=== Section Start ===

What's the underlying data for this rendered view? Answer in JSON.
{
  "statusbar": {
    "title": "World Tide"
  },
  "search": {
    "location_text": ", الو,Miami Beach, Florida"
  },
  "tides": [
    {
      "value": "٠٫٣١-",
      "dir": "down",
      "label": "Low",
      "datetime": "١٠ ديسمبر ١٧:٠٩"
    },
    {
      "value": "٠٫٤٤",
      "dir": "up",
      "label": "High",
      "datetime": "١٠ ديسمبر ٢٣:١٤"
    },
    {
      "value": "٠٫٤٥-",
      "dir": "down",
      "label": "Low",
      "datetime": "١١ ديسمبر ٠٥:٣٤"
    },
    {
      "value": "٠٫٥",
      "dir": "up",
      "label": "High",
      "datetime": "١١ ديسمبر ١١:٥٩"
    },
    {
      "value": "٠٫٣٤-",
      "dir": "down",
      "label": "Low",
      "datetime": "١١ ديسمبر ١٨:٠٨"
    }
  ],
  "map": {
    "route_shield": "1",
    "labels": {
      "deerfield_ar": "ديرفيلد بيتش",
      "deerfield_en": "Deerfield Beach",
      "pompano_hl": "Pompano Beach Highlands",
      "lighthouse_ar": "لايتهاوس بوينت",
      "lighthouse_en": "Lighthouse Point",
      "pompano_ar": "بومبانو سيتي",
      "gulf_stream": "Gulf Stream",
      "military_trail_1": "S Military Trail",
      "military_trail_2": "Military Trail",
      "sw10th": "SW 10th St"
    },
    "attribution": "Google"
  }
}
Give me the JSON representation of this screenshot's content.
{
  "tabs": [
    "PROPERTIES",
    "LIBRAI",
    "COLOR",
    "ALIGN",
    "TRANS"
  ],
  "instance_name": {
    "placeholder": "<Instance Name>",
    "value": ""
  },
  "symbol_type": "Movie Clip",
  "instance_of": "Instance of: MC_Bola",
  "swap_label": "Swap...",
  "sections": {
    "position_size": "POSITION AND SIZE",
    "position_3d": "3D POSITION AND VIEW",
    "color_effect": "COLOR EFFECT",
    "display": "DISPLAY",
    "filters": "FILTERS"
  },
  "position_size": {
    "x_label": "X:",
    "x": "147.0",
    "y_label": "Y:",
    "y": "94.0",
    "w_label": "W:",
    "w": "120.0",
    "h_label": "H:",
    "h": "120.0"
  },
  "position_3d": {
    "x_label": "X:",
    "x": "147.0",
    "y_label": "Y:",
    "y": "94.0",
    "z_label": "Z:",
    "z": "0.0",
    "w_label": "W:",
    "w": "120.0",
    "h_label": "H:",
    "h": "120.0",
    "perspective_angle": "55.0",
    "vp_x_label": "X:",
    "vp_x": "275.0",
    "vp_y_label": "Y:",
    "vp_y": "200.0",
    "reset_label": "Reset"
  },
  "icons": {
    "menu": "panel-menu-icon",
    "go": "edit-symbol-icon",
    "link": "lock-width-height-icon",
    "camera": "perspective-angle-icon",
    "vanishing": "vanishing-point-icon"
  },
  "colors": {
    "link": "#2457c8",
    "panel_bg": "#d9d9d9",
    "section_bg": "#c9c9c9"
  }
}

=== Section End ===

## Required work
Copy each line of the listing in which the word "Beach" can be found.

## Written answer
    "location_text": ", الو,Miami Beach, Florida"
      "deerfield_en": "Deerfield Beach",
      "pompano_hl": "Pompano Beach Highlands",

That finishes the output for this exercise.